- **TASK TO CARRY OUT**
Across the records that follow, determine how many lines contain "structure" and give only the resulting number.

- **RECORDED DATA**

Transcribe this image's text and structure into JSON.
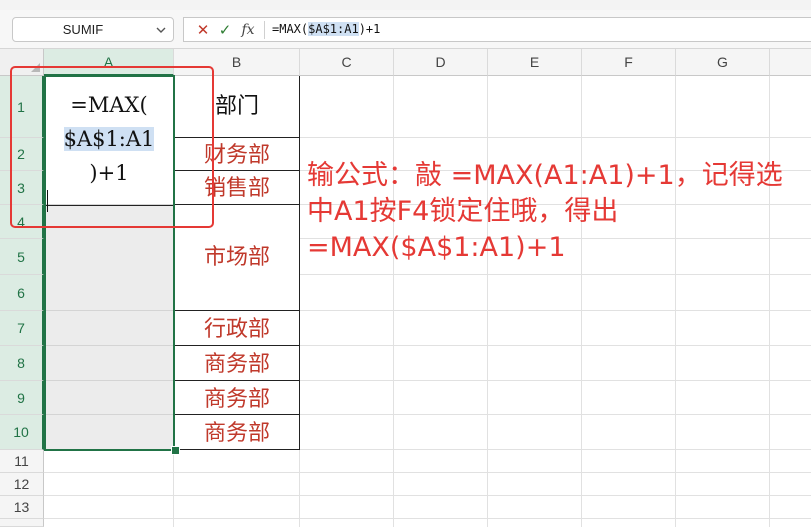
{
  "formula_bar": {
    "name_box": "SUMIF",
    "cancel_icon": "✕",
    "confirm_icon": "✓",
    "function_icon": "fx",
    "formula_prefix": "=MAX(",
    "formula_ref": "$A$1:A1",
    "formula_suffix": ")+1"
  },
  "columns": [
    "A",
    "B",
    "C",
    "D",
    "E",
    "F",
    "G"
  ],
  "rows": [
    "1",
    "2",
    "3",
    "4",
    "5",
    "6",
    "7",
    "8",
    "9",
    "10",
    "11",
    "12",
    "13"
  ],
  "cell_editor": {
    "line1": "=MAX(",
    "line2_ref": "$A$1:A1",
    "line3": ")+1"
  },
  "column_b": {
    "header": "部门",
    "departments": [
      "财务部",
      "销售部",
      "市场部",
      "行政部",
      "商务部",
      "商务部",
      "商务部"
    ]
  },
  "annotation": {
    "text": "输公式：敲 =MAX(A1:A1)+1，记得选中A1按F4锁定住哦，得出=MAX($A$1:A1)+1"
  },
  "colors": {
    "selection": "#217346",
    "annotation": "#e53935",
    "department_text": "#c0392b",
    "reference_highlight": "#cfe0f3"
  }
}
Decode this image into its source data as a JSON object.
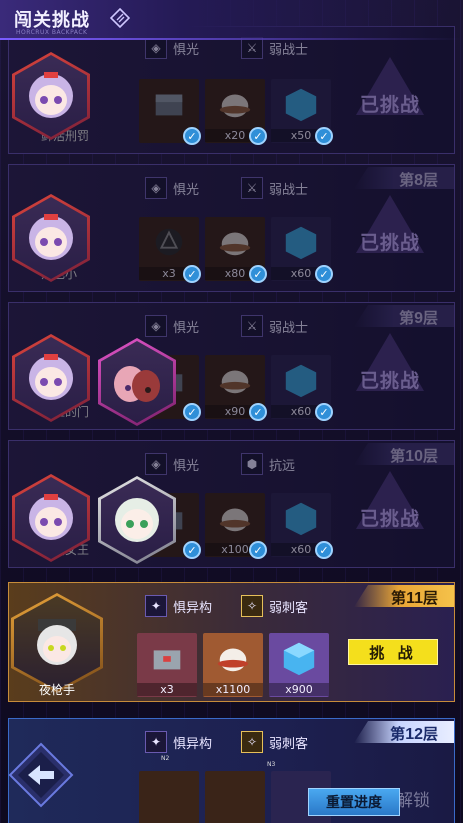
{
  "header": {
    "title": "闯关挑战",
    "subtitle": "HORCRUX BACKPACK"
  },
  "stages": [
    {
      "floor_prefix": "",
      "floor_num": "",
      "floor_suffix": "",
      "attr1": "惧光",
      "attr2": "弱战士",
      "enemy_name": "鲜活刑罚",
      "rewards": [
        "",
        "x20",
        "x50"
      ],
      "status": "已挑战"
    },
    {
      "floor_prefix": "第",
      "floor_num": "8",
      "floor_suffix": "层",
      "attr1": "惧光",
      "attr2": "弱战士",
      "enemy_name": "黑色小",
      "rewards": [
        "x3",
        "x80",
        "x60"
      ],
      "status": "已挑战"
    },
    {
      "floor_prefix": "第",
      "floor_num": "9",
      "floor_suffix": "层",
      "attr1": "惧光",
      "attr2": "弱战士",
      "enemy_name": "冒险的门",
      "rewards": [
        "",
        "x90",
        "x60"
      ],
      "status": "已挑战"
    },
    {
      "floor_prefix": "第",
      "floor_num": "10",
      "floor_suffix": "层",
      "attr1": "惧光",
      "attr2": "抗远",
      "enemy_name": "黯翼女王",
      "rewards": [
        "",
        "x100",
        "x60"
      ],
      "status": "已挑战"
    },
    {
      "floor_prefix": "第",
      "floor_num": "11",
      "floor_suffix": "层",
      "attr1": "惧异构",
      "attr2": "弱刺客",
      "enemy_name": "夜枪手",
      "rewards": [
        "x3",
        "x1100",
        "x900"
      ],
      "button": "挑 战"
    },
    {
      "floor_prefix": "第",
      "floor_num": "12",
      "floor_suffix": "层",
      "attr1": "惧异构",
      "attr2": "弱刺客",
      "attr1_badge": "N2",
      "attr2_badge": "N3"
    }
  ],
  "footer": {
    "reset_label": "重置进度",
    "unlock_label": "解锁"
  }
}
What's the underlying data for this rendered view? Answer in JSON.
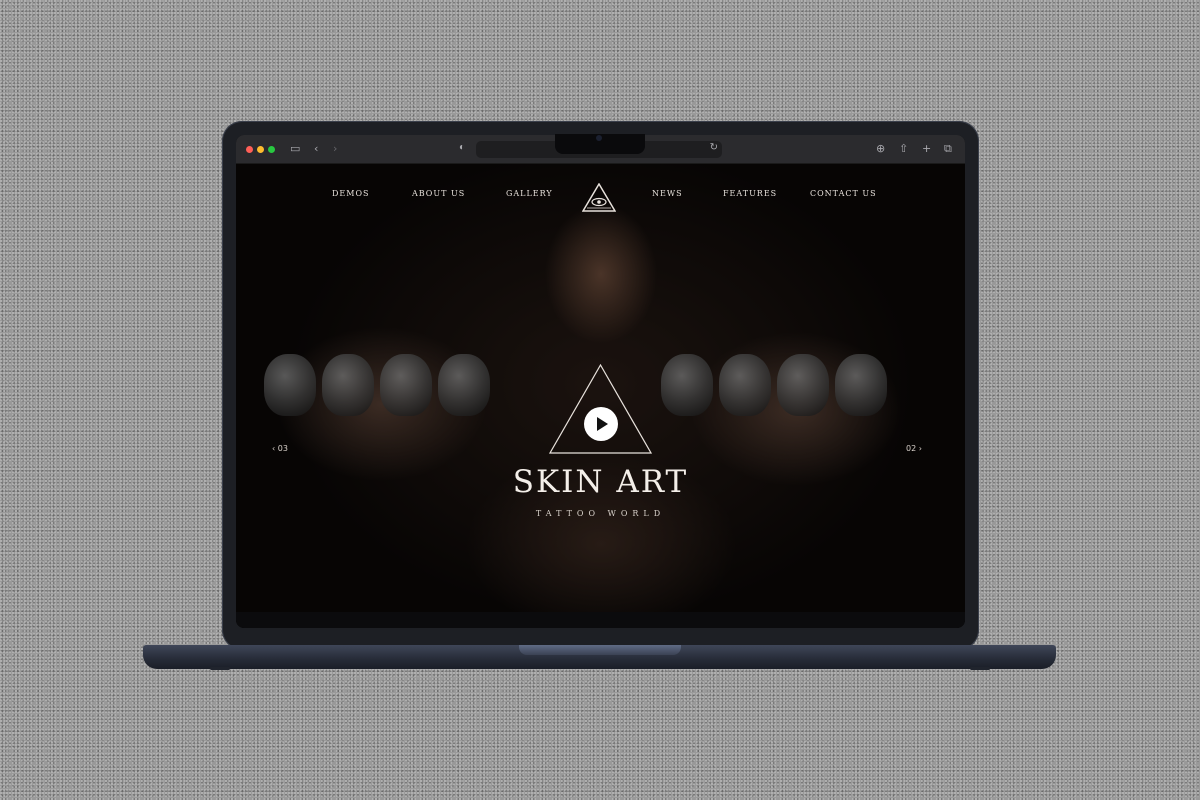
{
  "nav": {
    "items": [
      "DEMOS",
      "ABOUT US",
      "GALLERY",
      "NEWS",
      "FEATURES",
      "CONTACT US"
    ]
  },
  "hero": {
    "title": "SKIN ART",
    "subtitle": "TATTOO WORLD",
    "slide_prev": "03",
    "slide_next": "02"
  },
  "colors": {
    "accent": "#f4efe9",
    "screen_bg": "#000000",
    "laptop_body": "#262b37"
  },
  "icons": {
    "browser": [
      "sidebar-icon",
      "back-icon",
      "forward-icon",
      "shield-icon",
      "reload-icon",
      "download-icon",
      "share-icon",
      "new-tab-icon",
      "tabs-overview-icon"
    ],
    "site": [
      "eye-triangle-logo-icon",
      "play-icon",
      "chevron-left-icon",
      "chevron-right-icon"
    ]
  }
}
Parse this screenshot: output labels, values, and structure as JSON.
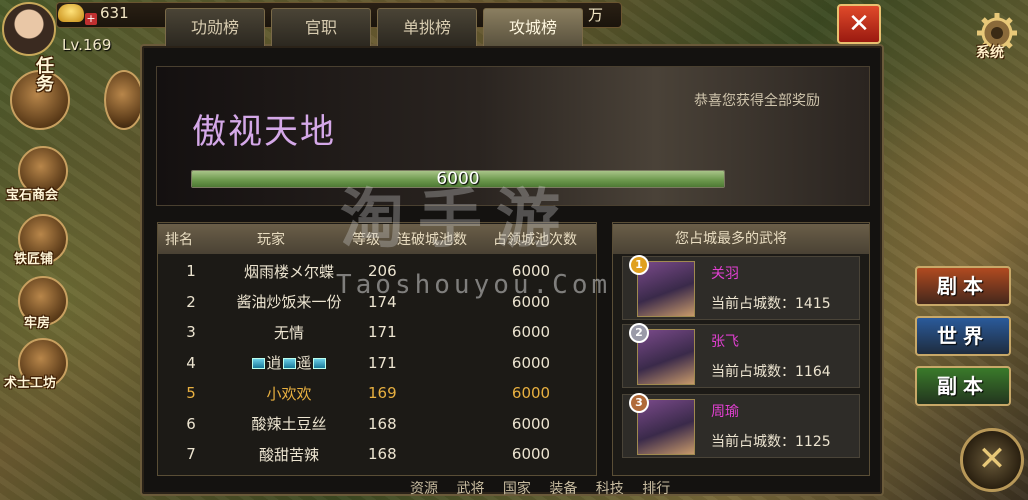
{
  "player": {
    "level": "Lv.169",
    "gold": "631",
    "resource_suffix": "万"
  },
  "side_menu": [
    "任务",
    "宝石商会",
    "铁匠铺",
    "牢房",
    "术士工坊"
  ],
  "tabs": [
    {
      "label": "功勋榜",
      "active": false
    },
    {
      "label": "官职",
      "active": false
    },
    {
      "label": "单挑榜",
      "active": false
    },
    {
      "label": "攻城榜",
      "active": true
    }
  ],
  "system_label": "系统",
  "banner": {
    "title": "傲视天地",
    "message": "恭喜您获得全部奖励",
    "progress_value": "6000",
    "progress_fraction": 1.0
  },
  "ranking": {
    "headers": [
      "排名",
      "玩家",
      "等级",
      "连破城池数",
      "占领城池次数"
    ],
    "rows": [
      {
        "rank": "1",
        "name": "烟雨楼メ尔蝶",
        "level": "206",
        "breaks": "",
        "occupied": "6000",
        "highlight": false
      },
      {
        "rank": "2",
        "name": "酱油炒饭来一份",
        "level": "174",
        "breaks": "",
        "occupied": "6000",
        "highlight": false
      },
      {
        "rank": "3",
        "name": "无情",
        "level": "171",
        "breaks": "",
        "occupied": "6000",
        "highlight": false
      },
      {
        "rank": "4",
        "name": "逍遥",
        "level": "171",
        "breaks": "",
        "occupied": "6000",
        "highlight": false
      },
      {
        "rank": "5",
        "name": "小欢欢",
        "level": "169",
        "breaks": "",
        "occupied": "6000",
        "highlight": true
      },
      {
        "rank": "6",
        "name": "酸辣土豆丝",
        "level": "168",
        "breaks": "",
        "occupied": "6000",
        "highlight": false
      },
      {
        "rank": "7",
        "name": "酸甜苦辣",
        "level": "168",
        "breaks": "",
        "occupied": "6000",
        "highlight": false
      }
    ]
  },
  "generals": {
    "header": "您占城最多的武将",
    "count_label": "当前占城数：",
    "items": [
      {
        "medal": "1",
        "medal_color": "#e0a020",
        "name": "关羽",
        "count": "1415"
      },
      {
        "medal": "2",
        "medal_color": "#9a9aa8",
        "name": "张飞",
        "count": "1164"
      },
      {
        "medal": "3",
        "medal_color": "#b06a3a",
        "name": "周瑜",
        "count": "1125"
      }
    ]
  },
  "right_buttons": [
    {
      "label": "剧本",
      "color": "#b04a20"
    },
    {
      "label": "世界",
      "color": "#2a5a9a"
    },
    {
      "label": "副本",
      "color": "#3a7a2a"
    }
  ],
  "bottom_nav": "资源 武将 国家 装备 科技 排行",
  "watermark": {
    "main": "淘手游",
    "sub": "Taoshouyou.Com"
  }
}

- **SOLUTION TO THE EXERCISE**
2